• **Task brief**:
Throughout the material below, count the lines that include the string "photo", then report only the resulting number.

══ The data

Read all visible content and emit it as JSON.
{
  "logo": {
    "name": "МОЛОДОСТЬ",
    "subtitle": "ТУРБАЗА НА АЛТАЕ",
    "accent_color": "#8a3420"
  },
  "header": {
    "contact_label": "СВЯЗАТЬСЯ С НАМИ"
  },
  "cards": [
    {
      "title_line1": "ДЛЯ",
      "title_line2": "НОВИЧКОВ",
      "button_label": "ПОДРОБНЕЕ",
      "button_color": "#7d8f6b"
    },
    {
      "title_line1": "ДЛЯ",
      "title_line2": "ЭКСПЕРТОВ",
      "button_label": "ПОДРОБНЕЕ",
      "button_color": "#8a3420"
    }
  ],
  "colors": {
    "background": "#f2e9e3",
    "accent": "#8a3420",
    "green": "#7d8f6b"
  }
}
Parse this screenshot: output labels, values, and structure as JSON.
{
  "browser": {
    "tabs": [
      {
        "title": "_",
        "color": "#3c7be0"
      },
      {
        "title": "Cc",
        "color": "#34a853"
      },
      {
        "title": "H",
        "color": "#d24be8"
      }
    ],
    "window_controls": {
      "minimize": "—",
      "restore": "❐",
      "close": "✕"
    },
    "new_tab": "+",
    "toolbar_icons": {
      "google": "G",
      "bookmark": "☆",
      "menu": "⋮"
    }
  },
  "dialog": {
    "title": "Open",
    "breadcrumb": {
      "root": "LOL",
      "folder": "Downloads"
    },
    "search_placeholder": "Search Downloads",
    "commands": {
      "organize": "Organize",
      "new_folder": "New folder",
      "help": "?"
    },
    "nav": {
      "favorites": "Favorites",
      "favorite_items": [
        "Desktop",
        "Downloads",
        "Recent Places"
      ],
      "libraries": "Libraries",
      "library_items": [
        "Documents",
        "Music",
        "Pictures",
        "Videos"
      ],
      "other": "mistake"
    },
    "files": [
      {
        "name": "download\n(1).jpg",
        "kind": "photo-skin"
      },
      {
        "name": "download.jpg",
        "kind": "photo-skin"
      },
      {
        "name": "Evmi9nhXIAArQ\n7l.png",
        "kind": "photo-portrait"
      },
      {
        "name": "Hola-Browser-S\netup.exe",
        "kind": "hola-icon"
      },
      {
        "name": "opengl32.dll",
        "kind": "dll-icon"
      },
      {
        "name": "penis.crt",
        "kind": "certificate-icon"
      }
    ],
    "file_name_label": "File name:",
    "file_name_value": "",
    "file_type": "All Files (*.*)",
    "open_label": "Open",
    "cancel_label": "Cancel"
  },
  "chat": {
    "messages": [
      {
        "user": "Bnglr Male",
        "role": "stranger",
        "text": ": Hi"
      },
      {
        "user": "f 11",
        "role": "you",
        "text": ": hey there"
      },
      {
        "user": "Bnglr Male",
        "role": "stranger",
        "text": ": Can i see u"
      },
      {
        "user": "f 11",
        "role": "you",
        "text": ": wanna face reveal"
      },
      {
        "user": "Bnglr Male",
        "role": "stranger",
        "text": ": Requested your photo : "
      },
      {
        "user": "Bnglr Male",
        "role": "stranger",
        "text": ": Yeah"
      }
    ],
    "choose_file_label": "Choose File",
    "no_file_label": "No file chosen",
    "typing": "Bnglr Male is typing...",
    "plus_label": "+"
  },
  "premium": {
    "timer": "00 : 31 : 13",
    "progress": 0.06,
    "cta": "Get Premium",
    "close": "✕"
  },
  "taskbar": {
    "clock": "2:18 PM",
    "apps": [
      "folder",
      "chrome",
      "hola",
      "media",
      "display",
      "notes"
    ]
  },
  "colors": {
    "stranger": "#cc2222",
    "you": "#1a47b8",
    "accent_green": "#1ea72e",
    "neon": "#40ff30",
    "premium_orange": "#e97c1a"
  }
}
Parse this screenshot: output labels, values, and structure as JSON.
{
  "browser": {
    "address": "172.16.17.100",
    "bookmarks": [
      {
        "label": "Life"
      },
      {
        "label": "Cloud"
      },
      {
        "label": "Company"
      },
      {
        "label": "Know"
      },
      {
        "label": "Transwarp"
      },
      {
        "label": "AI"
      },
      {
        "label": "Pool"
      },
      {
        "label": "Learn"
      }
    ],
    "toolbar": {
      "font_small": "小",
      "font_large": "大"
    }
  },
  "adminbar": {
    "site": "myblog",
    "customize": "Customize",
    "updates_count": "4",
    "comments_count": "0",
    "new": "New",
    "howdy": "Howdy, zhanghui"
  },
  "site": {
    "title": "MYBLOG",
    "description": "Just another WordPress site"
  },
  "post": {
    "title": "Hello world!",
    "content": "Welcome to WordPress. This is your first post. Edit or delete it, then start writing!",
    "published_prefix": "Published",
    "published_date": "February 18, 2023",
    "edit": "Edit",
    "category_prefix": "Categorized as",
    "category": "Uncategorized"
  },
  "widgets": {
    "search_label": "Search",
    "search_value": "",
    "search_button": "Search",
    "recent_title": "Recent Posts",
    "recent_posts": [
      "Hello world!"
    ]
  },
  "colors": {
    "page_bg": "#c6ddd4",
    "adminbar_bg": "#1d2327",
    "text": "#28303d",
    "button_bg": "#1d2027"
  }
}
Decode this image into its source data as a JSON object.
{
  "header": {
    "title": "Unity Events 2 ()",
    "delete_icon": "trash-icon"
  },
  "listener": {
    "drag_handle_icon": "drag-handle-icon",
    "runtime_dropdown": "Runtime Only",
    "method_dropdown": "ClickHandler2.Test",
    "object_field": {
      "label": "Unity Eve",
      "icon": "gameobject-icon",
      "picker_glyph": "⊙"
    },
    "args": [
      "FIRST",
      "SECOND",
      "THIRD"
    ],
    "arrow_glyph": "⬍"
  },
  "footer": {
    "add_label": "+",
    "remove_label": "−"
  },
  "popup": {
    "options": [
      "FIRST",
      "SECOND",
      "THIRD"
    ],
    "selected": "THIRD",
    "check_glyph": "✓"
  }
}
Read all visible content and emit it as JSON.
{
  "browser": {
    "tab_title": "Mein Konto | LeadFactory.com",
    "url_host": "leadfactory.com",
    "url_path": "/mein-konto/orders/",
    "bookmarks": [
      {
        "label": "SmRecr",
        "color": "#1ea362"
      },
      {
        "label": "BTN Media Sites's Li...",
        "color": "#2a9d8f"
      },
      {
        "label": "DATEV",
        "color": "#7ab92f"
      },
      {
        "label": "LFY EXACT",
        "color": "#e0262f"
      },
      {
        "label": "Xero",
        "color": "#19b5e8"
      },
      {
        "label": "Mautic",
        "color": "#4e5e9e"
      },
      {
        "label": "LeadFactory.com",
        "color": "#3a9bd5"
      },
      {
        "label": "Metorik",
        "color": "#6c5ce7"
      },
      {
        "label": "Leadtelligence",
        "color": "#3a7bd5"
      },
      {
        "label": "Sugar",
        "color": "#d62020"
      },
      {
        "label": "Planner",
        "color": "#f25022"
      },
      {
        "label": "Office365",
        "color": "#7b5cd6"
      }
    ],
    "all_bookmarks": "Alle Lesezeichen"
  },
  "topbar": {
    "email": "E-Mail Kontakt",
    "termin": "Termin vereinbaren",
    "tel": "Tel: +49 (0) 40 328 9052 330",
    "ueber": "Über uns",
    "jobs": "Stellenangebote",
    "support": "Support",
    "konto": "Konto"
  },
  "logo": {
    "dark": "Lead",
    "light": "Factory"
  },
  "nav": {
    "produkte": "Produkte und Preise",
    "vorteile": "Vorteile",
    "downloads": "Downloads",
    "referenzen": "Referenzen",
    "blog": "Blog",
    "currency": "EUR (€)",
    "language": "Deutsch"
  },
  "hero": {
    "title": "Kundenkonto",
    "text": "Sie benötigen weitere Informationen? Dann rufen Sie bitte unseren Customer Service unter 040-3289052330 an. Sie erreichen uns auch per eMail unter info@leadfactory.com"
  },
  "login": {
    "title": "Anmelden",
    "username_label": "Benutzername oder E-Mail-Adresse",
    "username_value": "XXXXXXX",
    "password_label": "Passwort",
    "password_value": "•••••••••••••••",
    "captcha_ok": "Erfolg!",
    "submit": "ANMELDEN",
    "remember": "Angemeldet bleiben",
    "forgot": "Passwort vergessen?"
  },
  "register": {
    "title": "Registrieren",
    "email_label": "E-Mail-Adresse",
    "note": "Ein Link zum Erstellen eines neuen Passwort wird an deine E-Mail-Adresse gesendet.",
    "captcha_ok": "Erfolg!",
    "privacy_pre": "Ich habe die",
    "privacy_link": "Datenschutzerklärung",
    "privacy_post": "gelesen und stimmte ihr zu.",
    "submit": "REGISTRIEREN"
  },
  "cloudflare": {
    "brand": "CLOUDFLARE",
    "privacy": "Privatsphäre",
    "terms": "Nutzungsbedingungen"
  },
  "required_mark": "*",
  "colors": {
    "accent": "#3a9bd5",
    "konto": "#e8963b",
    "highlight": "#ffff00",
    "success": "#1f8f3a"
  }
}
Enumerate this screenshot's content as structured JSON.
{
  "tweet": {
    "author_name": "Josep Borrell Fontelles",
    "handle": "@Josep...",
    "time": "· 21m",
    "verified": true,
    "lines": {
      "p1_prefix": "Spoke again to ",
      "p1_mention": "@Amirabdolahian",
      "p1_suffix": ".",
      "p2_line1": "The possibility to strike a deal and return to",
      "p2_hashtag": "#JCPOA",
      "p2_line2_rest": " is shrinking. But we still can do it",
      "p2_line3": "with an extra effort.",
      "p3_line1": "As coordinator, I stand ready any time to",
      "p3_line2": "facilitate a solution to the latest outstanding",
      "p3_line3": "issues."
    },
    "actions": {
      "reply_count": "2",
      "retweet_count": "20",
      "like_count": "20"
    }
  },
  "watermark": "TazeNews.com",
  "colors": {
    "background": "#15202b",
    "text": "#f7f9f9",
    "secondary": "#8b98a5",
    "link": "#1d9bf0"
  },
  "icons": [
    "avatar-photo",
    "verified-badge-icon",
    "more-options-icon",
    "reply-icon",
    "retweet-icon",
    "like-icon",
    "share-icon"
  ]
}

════

• **Answer box**:
5